Task item:
In the records that follow, find each line with "name" and pull it out.

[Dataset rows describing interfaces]
■ ■ ■
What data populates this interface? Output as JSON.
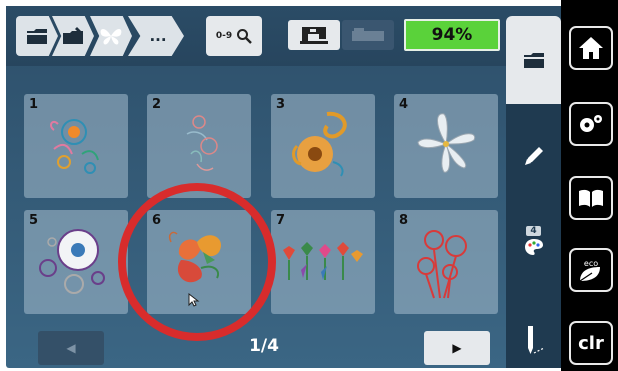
{
  "topbar": {
    "breadcrumb": [
      {
        "icon": "folder-icon"
      },
      {
        "icon": "folder-embroidery-icon"
      },
      {
        "icon": "butterfly-icon"
      },
      {
        "label": "..."
      }
    ],
    "search": {
      "label": "0-9",
      "icon": "search-icon"
    },
    "machine_icon": "embroidery-machine-icon",
    "module_icon": "embroidery-module-icon",
    "battery": {
      "value": "94%",
      "level": 0.94,
      "color": "#5ad23a"
    },
    "folder_tab_icon": "folder-icon"
  },
  "designs": [
    {
      "number": "1",
      "name": "blue-floral-spray"
    },
    {
      "number": "2",
      "name": "light-floral-sketch"
    },
    {
      "number": "3",
      "name": "orange-daisy-paisley"
    },
    {
      "number": "4",
      "name": "white-lily"
    },
    {
      "number": "5",
      "name": "white-doily-flower"
    },
    {
      "number": "6",
      "name": "red-poppy-hummingbird"
    },
    {
      "number": "7",
      "name": "folk-flowers-row"
    },
    {
      "number": "8",
      "name": "red-poppies-outline"
    }
  ],
  "highlight": {
    "selected_design": "6",
    "color": "#d82c2c"
  },
  "pagination": {
    "current": "1/4"
  },
  "side_panel": {
    "edit_icon": "pencil-icon",
    "color_count": "4",
    "color_icon": "color-palette-icon",
    "stitch_icon": "needle-icon"
  },
  "hardware_buttons": [
    {
      "icon": "home-icon"
    },
    {
      "icon": "settings-icon"
    },
    {
      "icon": "tutorial-book-icon"
    },
    {
      "icon": "eco-icon",
      "label": "eco"
    },
    {
      "label": "clr"
    }
  ]
}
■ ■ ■
Answer to this task:
      "name": "blue-floral-spray"
      "name": "light-floral-sketch"
      "name": "orange-daisy-paisley"
      "name": "white-lily"
      "name": "white-doily-flower"
      "name": "red-poppy-hummingbird"
      "name": "folk-flowers-row"
      "name": "red-poppies-outline"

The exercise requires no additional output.